Project  Example Product Description  Estimated Required Amps* 
 Electric Vehicle Charger  Level 2 30-40
 Heat pump water heater  80 gallons 15-30
 Heat pump space heater / Air conditioner 30K-60K Btu heating load, mini-split unit 15-45
 Induction cooktop 4-5 burner cooktop 40-50
 Heat pump clothes dryer 4-7 cubic feet drum capacity 15-30
 Solar 5kW DC Consult with your electrician**
 Battery storage 7 kW peak power 30

*Depends on specific model of equipment selected.

**The number of available breakers on your electric panel may also be a limiting factor for projects that add to your home’s electrical load. In some circumstances, breakers can be added to an existing panel, but in other cases increasing the number of breakers may result in the need for a panel upgrade. A licensed electrician can assess whether your panel has enough available breakers to accommodate added electric loads.

How much will a panel upgrade cost?
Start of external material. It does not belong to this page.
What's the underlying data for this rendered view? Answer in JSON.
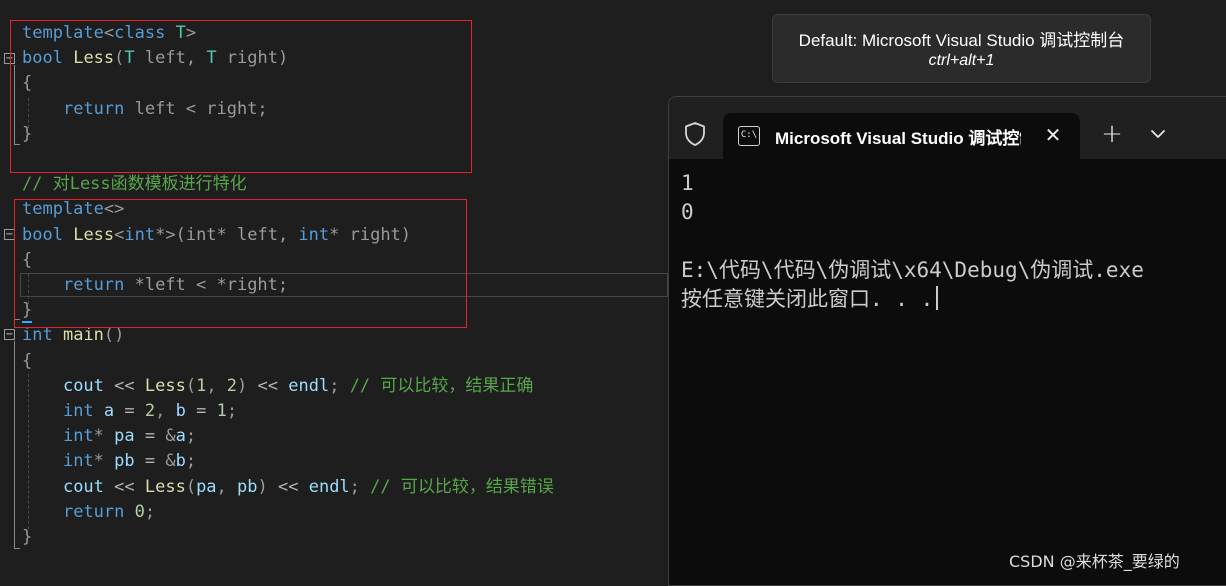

The cost of upgrading your electric panel depends on several factors. For example, since for safety reasons upgraded panels must comply with existing code requirements, if your existing panel's location does not meet code requirements then the cost of a panel upgrade will include costs associated with relocating the panel. For information about permits, fees and requirements, refer to our electric panel upgrade Permits and Requirements page. Always be sure you understand fees of contractors and electricians prior to enlisting their services.

Still have questions? Check out these additional resources: